Extracted data section start
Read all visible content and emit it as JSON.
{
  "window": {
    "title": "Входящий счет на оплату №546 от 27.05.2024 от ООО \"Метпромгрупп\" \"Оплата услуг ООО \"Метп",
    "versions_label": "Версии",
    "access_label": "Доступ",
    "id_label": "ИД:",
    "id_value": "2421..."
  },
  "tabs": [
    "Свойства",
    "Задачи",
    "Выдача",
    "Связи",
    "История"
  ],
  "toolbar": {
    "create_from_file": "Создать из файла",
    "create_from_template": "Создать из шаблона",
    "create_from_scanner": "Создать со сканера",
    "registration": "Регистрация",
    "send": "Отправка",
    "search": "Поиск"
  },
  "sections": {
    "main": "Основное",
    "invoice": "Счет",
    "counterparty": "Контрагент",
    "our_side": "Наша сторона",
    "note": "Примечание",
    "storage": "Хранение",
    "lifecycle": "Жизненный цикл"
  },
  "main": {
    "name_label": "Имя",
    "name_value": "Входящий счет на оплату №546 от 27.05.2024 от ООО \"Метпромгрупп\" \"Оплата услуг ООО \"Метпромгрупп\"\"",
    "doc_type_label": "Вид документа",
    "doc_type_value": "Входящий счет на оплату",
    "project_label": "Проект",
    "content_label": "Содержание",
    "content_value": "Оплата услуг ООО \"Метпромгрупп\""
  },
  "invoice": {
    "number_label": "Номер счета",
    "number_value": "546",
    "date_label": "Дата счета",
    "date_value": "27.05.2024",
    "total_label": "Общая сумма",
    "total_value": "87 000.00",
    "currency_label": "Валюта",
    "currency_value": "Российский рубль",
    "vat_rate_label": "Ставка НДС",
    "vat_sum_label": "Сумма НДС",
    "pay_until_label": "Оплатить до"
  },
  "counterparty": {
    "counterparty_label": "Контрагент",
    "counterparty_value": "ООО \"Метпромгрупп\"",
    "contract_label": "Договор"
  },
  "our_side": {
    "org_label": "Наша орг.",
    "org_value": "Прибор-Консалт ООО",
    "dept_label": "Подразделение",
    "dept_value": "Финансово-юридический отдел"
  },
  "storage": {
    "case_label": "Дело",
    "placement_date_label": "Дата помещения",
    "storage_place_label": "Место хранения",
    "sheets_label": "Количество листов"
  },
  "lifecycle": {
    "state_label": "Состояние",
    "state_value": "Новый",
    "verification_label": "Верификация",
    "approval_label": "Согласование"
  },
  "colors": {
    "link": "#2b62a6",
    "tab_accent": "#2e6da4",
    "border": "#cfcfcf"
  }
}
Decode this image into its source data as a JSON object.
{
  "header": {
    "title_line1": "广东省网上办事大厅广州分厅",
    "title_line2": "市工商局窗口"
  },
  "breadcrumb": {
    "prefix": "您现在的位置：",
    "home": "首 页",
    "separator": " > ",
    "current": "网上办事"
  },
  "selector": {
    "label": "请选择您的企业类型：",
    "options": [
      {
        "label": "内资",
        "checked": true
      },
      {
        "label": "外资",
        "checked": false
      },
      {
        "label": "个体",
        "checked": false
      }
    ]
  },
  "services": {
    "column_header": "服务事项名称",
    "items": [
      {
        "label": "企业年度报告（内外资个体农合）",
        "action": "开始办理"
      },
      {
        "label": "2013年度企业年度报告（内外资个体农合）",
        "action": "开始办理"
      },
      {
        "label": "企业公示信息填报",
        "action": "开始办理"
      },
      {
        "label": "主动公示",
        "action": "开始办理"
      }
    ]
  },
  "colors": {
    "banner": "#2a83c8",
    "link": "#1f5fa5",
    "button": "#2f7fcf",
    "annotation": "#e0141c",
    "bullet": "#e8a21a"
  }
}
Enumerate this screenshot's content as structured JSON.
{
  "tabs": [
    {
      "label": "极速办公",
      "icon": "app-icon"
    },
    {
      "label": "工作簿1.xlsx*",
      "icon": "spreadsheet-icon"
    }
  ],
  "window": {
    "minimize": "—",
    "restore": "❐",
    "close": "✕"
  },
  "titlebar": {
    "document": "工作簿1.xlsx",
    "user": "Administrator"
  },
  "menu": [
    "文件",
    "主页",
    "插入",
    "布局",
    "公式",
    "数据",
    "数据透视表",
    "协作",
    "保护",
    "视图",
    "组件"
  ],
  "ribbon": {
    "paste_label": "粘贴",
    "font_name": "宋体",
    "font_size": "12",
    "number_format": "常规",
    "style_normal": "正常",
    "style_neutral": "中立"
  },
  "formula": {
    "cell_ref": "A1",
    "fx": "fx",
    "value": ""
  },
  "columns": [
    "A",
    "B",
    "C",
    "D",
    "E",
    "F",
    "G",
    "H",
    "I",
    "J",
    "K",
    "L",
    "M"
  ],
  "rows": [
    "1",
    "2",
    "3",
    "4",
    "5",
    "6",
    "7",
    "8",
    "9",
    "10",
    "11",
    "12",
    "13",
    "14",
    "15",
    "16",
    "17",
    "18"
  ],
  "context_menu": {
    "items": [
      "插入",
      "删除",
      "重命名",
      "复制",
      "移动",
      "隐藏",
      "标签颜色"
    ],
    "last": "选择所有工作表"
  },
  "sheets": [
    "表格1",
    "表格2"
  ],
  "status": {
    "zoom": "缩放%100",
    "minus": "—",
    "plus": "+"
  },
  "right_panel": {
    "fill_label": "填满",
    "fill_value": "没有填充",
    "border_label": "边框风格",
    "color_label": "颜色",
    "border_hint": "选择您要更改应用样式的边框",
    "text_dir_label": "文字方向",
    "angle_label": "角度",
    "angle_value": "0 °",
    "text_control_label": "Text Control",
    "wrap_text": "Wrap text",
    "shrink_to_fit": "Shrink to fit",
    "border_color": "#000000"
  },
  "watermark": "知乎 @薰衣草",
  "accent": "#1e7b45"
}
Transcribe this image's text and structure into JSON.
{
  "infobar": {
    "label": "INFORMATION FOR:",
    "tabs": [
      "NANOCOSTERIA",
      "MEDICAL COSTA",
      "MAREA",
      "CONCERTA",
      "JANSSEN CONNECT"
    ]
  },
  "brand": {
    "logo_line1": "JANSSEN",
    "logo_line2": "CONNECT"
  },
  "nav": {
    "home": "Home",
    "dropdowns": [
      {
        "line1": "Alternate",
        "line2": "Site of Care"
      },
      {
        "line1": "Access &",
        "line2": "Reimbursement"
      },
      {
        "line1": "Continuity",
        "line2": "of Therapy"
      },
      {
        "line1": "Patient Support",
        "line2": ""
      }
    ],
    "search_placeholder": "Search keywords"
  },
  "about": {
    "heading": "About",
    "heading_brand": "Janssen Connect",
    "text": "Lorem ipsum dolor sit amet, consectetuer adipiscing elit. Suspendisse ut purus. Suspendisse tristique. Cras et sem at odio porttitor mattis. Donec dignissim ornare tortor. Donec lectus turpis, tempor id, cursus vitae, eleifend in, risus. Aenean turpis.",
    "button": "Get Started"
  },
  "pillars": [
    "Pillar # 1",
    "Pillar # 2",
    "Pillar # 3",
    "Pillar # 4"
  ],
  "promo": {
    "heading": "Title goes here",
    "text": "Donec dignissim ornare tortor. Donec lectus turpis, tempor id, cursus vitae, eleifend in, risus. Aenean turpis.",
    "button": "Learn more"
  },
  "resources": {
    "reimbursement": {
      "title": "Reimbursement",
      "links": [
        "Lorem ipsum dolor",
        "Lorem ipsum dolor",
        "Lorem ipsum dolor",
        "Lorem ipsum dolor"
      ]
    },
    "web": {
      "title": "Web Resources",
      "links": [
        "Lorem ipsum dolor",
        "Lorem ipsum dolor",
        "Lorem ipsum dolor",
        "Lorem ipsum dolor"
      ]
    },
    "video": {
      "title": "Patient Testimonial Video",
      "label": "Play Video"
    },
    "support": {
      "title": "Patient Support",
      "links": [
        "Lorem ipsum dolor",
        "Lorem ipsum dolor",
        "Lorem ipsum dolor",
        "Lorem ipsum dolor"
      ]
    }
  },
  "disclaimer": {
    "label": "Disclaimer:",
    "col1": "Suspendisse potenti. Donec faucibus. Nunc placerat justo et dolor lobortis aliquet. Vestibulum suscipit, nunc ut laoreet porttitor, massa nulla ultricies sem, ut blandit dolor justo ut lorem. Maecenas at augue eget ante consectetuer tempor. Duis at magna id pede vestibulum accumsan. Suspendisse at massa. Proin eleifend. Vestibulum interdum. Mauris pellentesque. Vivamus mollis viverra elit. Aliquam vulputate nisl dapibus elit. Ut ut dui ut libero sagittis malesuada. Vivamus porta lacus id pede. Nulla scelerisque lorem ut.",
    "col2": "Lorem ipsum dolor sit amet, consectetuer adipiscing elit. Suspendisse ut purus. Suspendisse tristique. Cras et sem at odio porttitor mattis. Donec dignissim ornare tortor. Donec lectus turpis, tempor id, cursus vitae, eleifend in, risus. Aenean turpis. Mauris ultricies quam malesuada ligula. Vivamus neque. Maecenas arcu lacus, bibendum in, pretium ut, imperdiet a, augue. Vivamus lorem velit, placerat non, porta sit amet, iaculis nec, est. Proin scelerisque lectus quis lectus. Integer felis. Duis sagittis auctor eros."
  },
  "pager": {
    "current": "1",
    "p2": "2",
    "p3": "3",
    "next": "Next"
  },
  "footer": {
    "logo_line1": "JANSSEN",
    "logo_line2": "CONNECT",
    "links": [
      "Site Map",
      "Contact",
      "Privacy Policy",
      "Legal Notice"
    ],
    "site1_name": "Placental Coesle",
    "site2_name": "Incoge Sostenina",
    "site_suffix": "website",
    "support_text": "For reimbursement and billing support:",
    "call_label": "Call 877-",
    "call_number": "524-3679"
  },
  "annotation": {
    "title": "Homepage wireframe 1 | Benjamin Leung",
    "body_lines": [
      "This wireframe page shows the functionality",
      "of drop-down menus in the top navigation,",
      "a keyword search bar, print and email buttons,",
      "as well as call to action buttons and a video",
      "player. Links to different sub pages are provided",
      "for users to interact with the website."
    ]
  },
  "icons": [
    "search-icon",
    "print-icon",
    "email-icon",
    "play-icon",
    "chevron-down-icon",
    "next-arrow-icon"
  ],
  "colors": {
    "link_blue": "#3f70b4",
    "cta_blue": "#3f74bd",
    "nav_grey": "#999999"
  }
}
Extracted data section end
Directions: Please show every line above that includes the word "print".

Solution:
      "a keyword search bar, print and email buttons,",
    "print-icon",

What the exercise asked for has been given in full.